DESCRIPTION OF THE TASK:
Print, with no pictures, the exact lines that run from the one containing "What data populates" through the last line of the material below, both ends included.
----
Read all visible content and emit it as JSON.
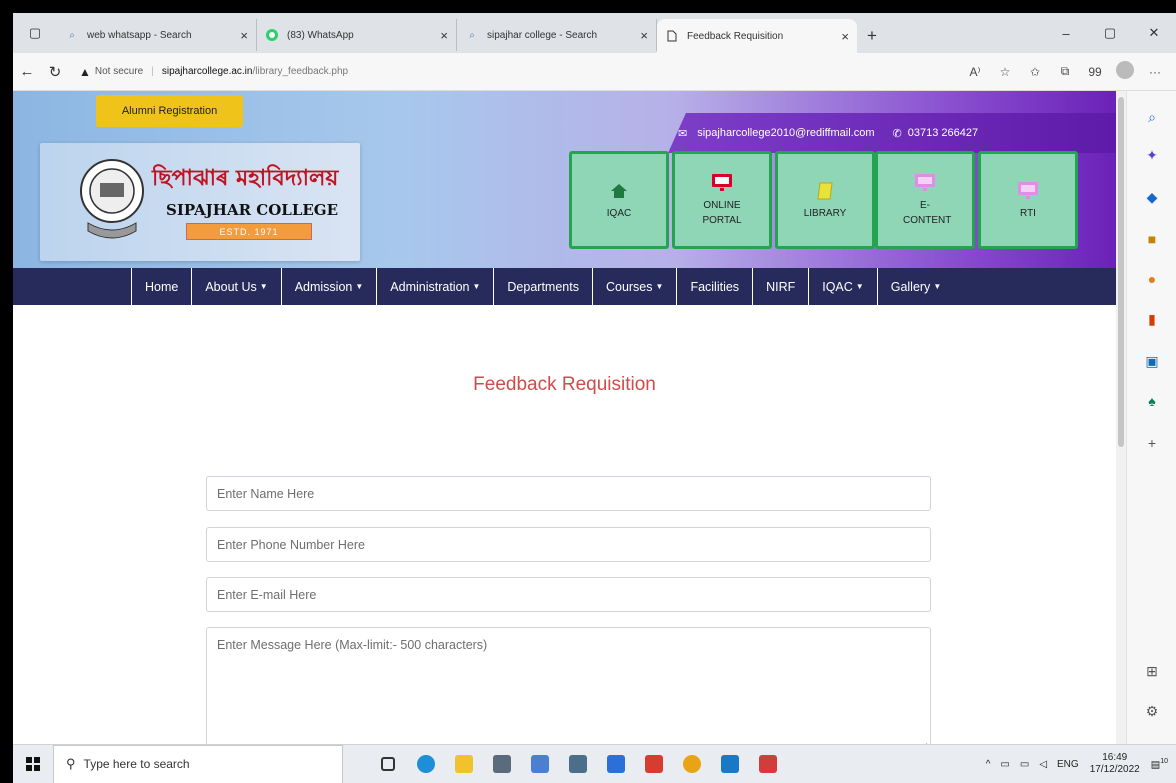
{
  "browser": {
    "tabs": [
      {
        "title": "web whatsapp - Search",
        "icon": "search-icon"
      },
      {
        "title": "(83) WhatsApp",
        "icon": "whatsapp-icon"
      },
      {
        "title": "sipajhar college - Search",
        "icon": "search-icon"
      },
      {
        "title": "Feedback Requisition",
        "icon": "page-icon"
      }
    ],
    "new_tab": "+",
    "window": {
      "minimize": "–",
      "restore": "▢",
      "close": "✕"
    },
    "address": {
      "not_secure": "Not secure",
      "host": "sipajharcollege.ac.in",
      "path": "/library_feedback.php"
    },
    "toolbar_glyphs": {
      "read_aloud": "A⁾",
      "favorite": "☆",
      "favorites_bar": "✩",
      "collections": "⧉",
      "extension": "99",
      "more": "···"
    }
  },
  "site": {
    "alumni_button": "Alumni Registration",
    "email": "sipajharcollege2010@rediffmail.com",
    "phone": "03713 266427",
    "logo_bengali": "ছিপাঝাৰ মহাবিদ্যালয়",
    "logo_name": "SIPAJHAR COLLEGE",
    "logo_estd": "ESTD. 1971",
    "quick_links": [
      {
        "label": "IQAC",
        "icon": "home-icon"
      },
      {
        "label": "ONLINE PORTAL",
        "icon": "monitor-icon"
      },
      {
        "label": "LIBRARY",
        "icon": "book-icon"
      },
      {
        "label": "E-CONTENT",
        "icon": "monitor-icon"
      },
      {
        "label": "RTI",
        "icon": "monitor-icon"
      }
    ],
    "nav": [
      {
        "label": "Home",
        "dropdown": false
      },
      {
        "label": "About Us",
        "dropdown": true
      },
      {
        "label": "Admission",
        "dropdown": true
      },
      {
        "label": "Administration",
        "dropdown": true
      },
      {
        "label": "Departments",
        "dropdown": false
      },
      {
        "label": "Courses",
        "dropdown": true
      },
      {
        "label": "Facilities",
        "dropdown": false
      },
      {
        "label": "NIRF",
        "dropdown": false
      },
      {
        "label": "IQAC",
        "dropdown": true
      },
      {
        "label": "Gallery",
        "dropdown": true
      }
    ],
    "caret": "▼"
  },
  "form": {
    "title": "Feedback Requisition",
    "name_placeholder": "Enter Name Here",
    "phone_placeholder": "Enter Phone Number Here",
    "email_placeholder": "Enter E-mail Here",
    "message_placeholder": "Enter Message Here (Max-limit:- 500 characters)"
  },
  "taskbar": {
    "search_placeholder": "Type here to search",
    "lang": "ENG",
    "time": "16:49",
    "date": "17/12/2022",
    "notifications": "10"
  },
  "colors": {
    "nav_bg": "#262b5b",
    "accent_red": "#d24a4a",
    "quick_bg": "#8fd6b7",
    "quick_border": "#22a54e",
    "alumni_bg": "#f0c31a"
  }
}
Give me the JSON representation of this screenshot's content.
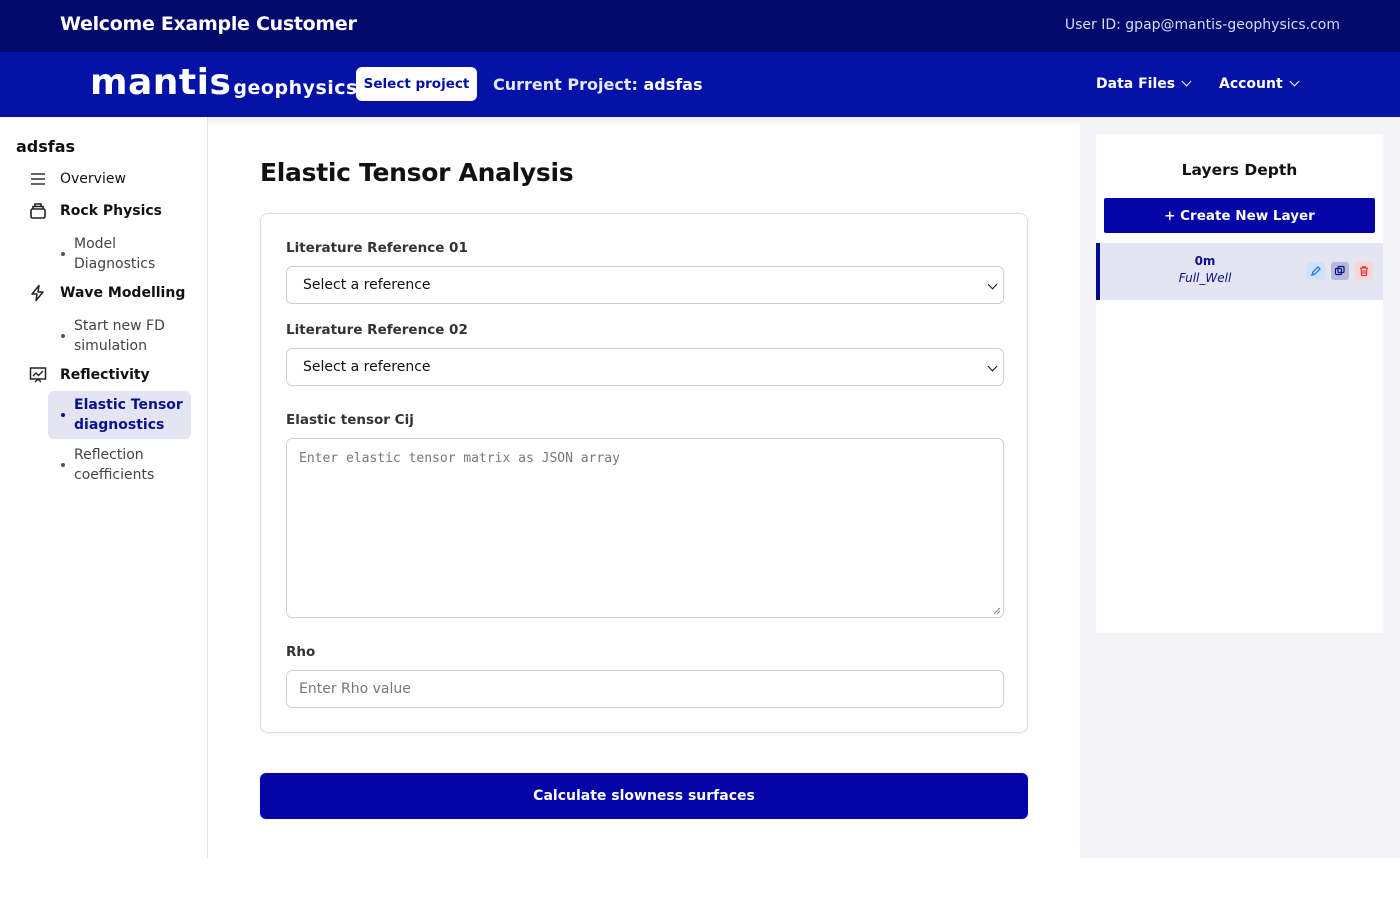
{
  "topbar": {
    "welcome": "Welcome Example Customer",
    "user_id": "User ID: gpap@mantis-geophysics.com"
  },
  "navbar": {
    "logo_main": "mantis",
    "logo_sub": "geophysics",
    "select_project": "Select project",
    "current_project_label": "Current Project:",
    "current_project_name": "adsfas",
    "menus": [
      "Data Files",
      "Account"
    ]
  },
  "sidebar": {
    "project": "adsfas",
    "items": [
      {
        "label": "Overview",
        "icon": "menu-icon"
      },
      {
        "label": "Rock Physics",
        "icon": "layers-icon"
      },
      {
        "label": "Wave Modelling",
        "icon": "lightning-icon"
      },
      {
        "label": "Reflectivity",
        "icon": "chart-icon"
      }
    ],
    "subitems": {
      "model_diagnostics": "Model Diagnostics",
      "start_fd": "Start new FD simulation",
      "elastic_tensor": "Elastic Tensor diagnostics",
      "reflection_coeffs": "Reflection coefficients"
    }
  },
  "main": {
    "title": "Elastic Tensor Analysis",
    "ref1_label": "Literature Reference 01",
    "ref1_value": "Select a reference",
    "ref2_label": "Literature Reference 02",
    "ref2_value": "Select a reference",
    "cij_label": "Elastic tensor Cij",
    "cij_placeholder": "Enter elastic tensor matrix as JSON array",
    "rho_label": "Rho",
    "rho_placeholder": "Enter Rho value",
    "calculate": "Calculate slowness surfaces"
  },
  "layers": {
    "title": "Layers Depth",
    "create": "+ Create New Layer",
    "rows": [
      {
        "depth": "0m",
        "name": "Full_Well"
      }
    ]
  },
  "colors": {
    "topbar": "#030a6e",
    "navbar": "#0412a8",
    "accent": "#0404a8",
    "active_bg": "#e4e4f2"
  }
}
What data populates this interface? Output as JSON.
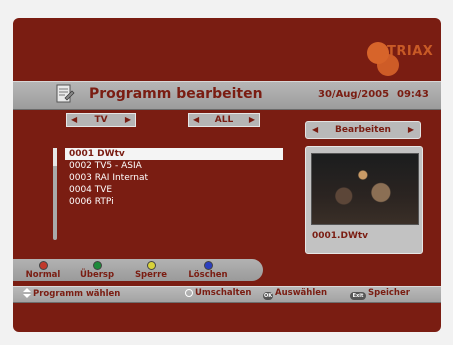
{
  "logo": {
    "text": "TRIAX"
  },
  "header": {
    "title": "Programm bearbeiten",
    "date": "30/Aug/2005",
    "time": "09:43"
  },
  "filters": [
    {
      "label": "TV"
    },
    {
      "label": "ALL"
    }
  ],
  "mode": {
    "label": "Bearbeiten"
  },
  "channels": [
    {
      "text": "0001 DWtv",
      "selected": true
    },
    {
      "text": "0002 TV5 - ASIA",
      "selected": false
    },
    {
      "text": "0003 RAI Internat",
      "selected": false
    },
    {
      "text": "0004 TVE",
      "selected": false
    },
    {
      "text": "0006 RTPi",
      "selected": false
    }
  ],
  "preview": {
    "channel_label": "0001.DWtv"
  },
  "color_keys": [
    {
      "label": "Normal",
      "color": "#c0392b"
    },
    {
      "label": "Übersp",
      "color": "#1e8a3a"
    },
    {
      "label": "Sperre",
      "color": "#d8d23a"
    },
    {
      "label": "Löschen",
      "color": "#2b3fbf"
    }
  ],
  "hints": {
    "select": "Programm wählen",
    "switch": "Umschalten",
    "choose": "Auswählen",
    "save": "Speicher",
    "ok_glyph": "OK",
    "exit_glyph": "Exit"
  }
}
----
ANSWER AREA:
What data populates this interface? Output as JSON.
{
  "logo": {
    "text": "TRIAX"
  },
  "header": {
    "title": "Programm bearbeiten",
    "date": "30/Aug/2005",
    "time": "09:43"
  },
  "filters": [
    {
      "label": "TV"
    },
    {
      "label": "ALL"
    }
  ],
  "mode": {
    "label": "Bearbeiten"
  },
  "channels": [
    {
      "text": "0001 DWtv",
      "selected": true
    },
    {
      "text": "0002 TV5 - ASIA",
      "selected": false
    },
    {
      "text": "0003 RAI Internat",
      "selected": false
    },
    {
      "text": "0004 TVE",
      "selected": false
    },
    {
      "text": "0006 RTPi",
      "selected": false
    }
  ],
  "preview": {
    "channel_label": "0001.DWtv"
  },
  "color_keys": [
    {
      "label": "Normal",
      "color": "#c0392b"
    },
    {
      "label": "Übersp",
      "color": "#1e8a3a"
    },
    {
      "label": "Sperre",
      "color": "#d8d23a"
    },
    {
      "label": "Löschen",
      "color": "#2b3fbf"
    }
  ],
  "hints": {
    "select": "Programm wählen",
    "switch": "Umschalten",
    "choose": "Auswählen",
    "save": "Speicher",
    "ok_glyph": "OK",
    "exit_glyph": "Exit"
  }
}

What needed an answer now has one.